In Europe, the illegal use of poison is one of the main threats to the conservation of many carnivorous mammals and scavenging raptors.
The aim of the LIFE PLUTO project was to prevent and tackle this practice by carrying out numerous actions in 11 regions of mainland Italy, particularly in protected areas and in areas of particular relevance for endangered species. Specific measures were implemented in the Gran Sasso and Monti della Laga National Park.
The LIFE PLUTO project has set up a system for preventing and tackling the poisoning that takes place across much of the Italian peninsula. The project made it possible to:
- highlight the illegal use of poison. The six Anti-poison Dog Units set up under the project carry out both routine and emergency inspections to detect the presence of poison-baits (a total of 1,539 inspections were carried out). Awareness-raising activities encouraged citizens to report suspected cases of poisoning and, thereby, to make it easier to deploy CUFAA ecological police and Anti-poison Dog Unit staff;
- reduce the impact of poison on wildlife.
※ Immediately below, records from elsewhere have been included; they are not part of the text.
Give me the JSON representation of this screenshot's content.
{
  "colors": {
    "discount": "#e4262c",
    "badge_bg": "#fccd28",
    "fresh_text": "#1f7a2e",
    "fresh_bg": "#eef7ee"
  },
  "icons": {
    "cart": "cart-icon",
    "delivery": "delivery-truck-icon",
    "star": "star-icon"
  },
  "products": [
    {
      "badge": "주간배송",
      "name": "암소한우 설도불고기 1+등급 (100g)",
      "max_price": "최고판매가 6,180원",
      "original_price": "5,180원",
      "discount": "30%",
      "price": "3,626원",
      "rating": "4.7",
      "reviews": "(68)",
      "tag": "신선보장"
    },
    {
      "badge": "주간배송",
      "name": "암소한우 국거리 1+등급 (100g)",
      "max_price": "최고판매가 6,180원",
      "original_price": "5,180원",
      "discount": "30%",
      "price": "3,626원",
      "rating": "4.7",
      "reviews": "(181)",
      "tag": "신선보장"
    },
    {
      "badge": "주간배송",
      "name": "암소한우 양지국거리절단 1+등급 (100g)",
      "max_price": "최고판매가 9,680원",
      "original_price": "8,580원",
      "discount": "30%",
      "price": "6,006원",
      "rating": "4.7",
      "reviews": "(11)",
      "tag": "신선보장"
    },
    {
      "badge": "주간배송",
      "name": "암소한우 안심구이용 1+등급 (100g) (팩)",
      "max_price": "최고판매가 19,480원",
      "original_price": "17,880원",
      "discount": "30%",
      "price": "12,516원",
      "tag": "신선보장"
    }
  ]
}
Anti-poison Dog Units are able to quickly and effectively clean up areas where poisoning has occurred and also assist in investigations. In total the ADUs found and removed at least 198 baits, 58 carcasses and 5 instances of baits spread across a wider area that were either definitely or very probably poisoned, as well as other items related to the use of poison or other crimes;
- manage poisoning cases effectively. CUFAA ecological police were trained in the procedures to adopt when confronted with poison-baits and carcasses and how to cooperate with Anti-poison Dog Units in the field (10 training courses were held in 8 different Italian regions, attended by about 400 participants);
- prevent the illegal use of poison. Awareness-raising measures encouraged the reporting of suspected poisoning cases and discouraged the use of poison. They also created a communication campaign aimed at a wider and more diverse public, covering the operations carried out by Anti-poison Dog Units and the efforts of CUFAA ecological police to combat this crime, thus playing an important role in deterring poisoning. The CUFAA ecological police held 9 public presentations of the Anti-poison Dog Units and coordinated 14 meetings involving over 500 people from among various stakeholders. The Anti-poison Dog Units presented their work through talks and demonstrations at 63 events of various kinds involving more than 15,300 people.
In the Gran Sasso and Monti della Laga National Park, the LIFE PLUTO project developed a virtuous system that helps raptors that are vulnerable to poisoning and reduces conflicts between the farming community and wildlife, which are a potential trigger for the use of poison-baits. This was achieved by setting up a feeding station for scavenging raptors, operated in conjunction with local livestock farmers.
Furthermore, the Gran Sasso-Laga Park ran an extensive awareness-raising campaign in schools which culminated in 2018 with a design competition and four award ceremonies.
The campaign mainly involved primary and secondary schools and proved to be a great success – it brought together 580 pupils from 36 classes in three provinces and seven municipalities.
Among others, CUFAA has been working on the LIFE Egyptian Vulture project (LIFE16 NAT/IT/000659), which aims to protect the Egyptian Vulture in Italy, and the LIFE MILVUS project (LIFE18 NAT/IT/000917), which looks to reintroduce the Red Kite into the Aspromonte National Park.

For further information:

LIFE PLUTO Layman's report
LIFE PLUTO Final Report - Summary

  • Immagine 1
logo carabinieri
Copyright © 2018 - Ente Parco Nazionale del Gran Sasso e Monti della Laga
P. IVA 01439320662 - Tutti i diritti riservati
Il sito è realizzato con il contributo dello strumento finanziario LIFE della Comunità Europea